### Exercise goal
Write down each entry precisely as given.

(Dataset rows describing interfaces)
+-------+
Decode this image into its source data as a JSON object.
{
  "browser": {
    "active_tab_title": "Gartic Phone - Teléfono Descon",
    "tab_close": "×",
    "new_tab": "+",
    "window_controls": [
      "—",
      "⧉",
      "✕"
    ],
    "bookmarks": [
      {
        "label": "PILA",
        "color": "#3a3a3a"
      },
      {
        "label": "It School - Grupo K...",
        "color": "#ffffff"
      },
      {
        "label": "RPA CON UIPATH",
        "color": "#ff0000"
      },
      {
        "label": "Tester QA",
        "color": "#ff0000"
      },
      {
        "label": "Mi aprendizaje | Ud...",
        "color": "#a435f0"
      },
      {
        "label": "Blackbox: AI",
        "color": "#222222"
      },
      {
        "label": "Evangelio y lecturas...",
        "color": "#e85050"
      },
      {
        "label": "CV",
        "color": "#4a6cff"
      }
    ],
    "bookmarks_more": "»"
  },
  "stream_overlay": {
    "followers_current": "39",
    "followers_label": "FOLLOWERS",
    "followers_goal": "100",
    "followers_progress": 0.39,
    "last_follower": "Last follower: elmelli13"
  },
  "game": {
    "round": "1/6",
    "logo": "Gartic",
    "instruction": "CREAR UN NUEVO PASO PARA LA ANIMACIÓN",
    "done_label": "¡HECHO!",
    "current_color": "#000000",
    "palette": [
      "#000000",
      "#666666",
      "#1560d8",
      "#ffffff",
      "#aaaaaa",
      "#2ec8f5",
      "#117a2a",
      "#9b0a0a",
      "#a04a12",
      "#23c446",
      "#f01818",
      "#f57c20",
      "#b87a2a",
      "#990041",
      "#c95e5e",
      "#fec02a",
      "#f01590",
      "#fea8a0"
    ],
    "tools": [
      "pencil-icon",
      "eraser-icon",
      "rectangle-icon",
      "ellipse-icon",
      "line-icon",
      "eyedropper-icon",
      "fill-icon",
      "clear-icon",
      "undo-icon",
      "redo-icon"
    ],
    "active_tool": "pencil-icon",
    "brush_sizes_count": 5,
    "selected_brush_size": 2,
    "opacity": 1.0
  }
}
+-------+
### Output
Decode this image into its source data as a JSON object.
{
  "browser": {
    "active_tab_title": "Gartic Phone - Teléfono Descon",
    "tab_close": "×",
    "new_tab": "+",
    "window_controls": [
      "—",
      "⧉",
      "✕"
    ],
    "bookmarks": [
      {
        "label": "PILA",
        "color": "#3a3a3a"
      },
      {
        "label": "It School - Grupo K...",
        "color": "#ffffff"
      },
      {
        "label": "RPA CON UIPATH",
        "color": "#ff0000"
      },
      {
        "label": "Tester QA",
        "color": "#ff0000"
      },
      {
        "label": "Mi aprendizaje | Ud...",
        "color": "#a435f0"
      },
      {
        "label": "Blackbox: AI",
        "color": "#222222"
      },
      {
        "label": "Evangelio y lecturas...",
        "color": "#e85050"
      },
      {
        "label": "CV",
        "color": "#4a6cff"
      }
    ],
    "bookmarks_more": "»"
  },
  "stream_overlay": {
    "followers_current": "39",
    "followers_label": "FOLLOWERS",
    "followers_goal": "100",
    "followers_progress": 0.39,
    "last_follower": "Last follower: elmelli13"
  },
  "game": {
    "round": "1/6",
    "logo": "Gartic",
    "instruction": "CREAR UN NUEVO PASO PARA LA ANIMACIÓN",
    "done_label": "¡HECHO!",
    "current_color": "#000000",
    "palette": [
      "#000000",
      "#666666",
      "#1560d8",
      "#ffffff",
      "#aaaaaa",
      "#2ec8f5",
      "#117a2a",
      "#9b0a0a",
      "#a04a12",
      "#23c446",
      "#f01818",
      "#f57c20",
      "#b87a2a",
      "#990041",
      "#c95e5e",
      "#fec02a",
      "#f01590",
      "#fea8a0"
    ],
    "tools": [
      "pencil-icon",
      "eraser-icon",
      "rectangle-icon",
      "ellipse-icon",
      "line-icon",
      "eyedropper-icon",
      "fill-icon",
      "clear-icon",
      "undo-icon",
      "redo-icon"
    ],
    "active_tool": "pencil-icon",
    "brush_sizes_count": 5,
    "selected_brush_size": 2,
    "opacity": 1.0
  }
}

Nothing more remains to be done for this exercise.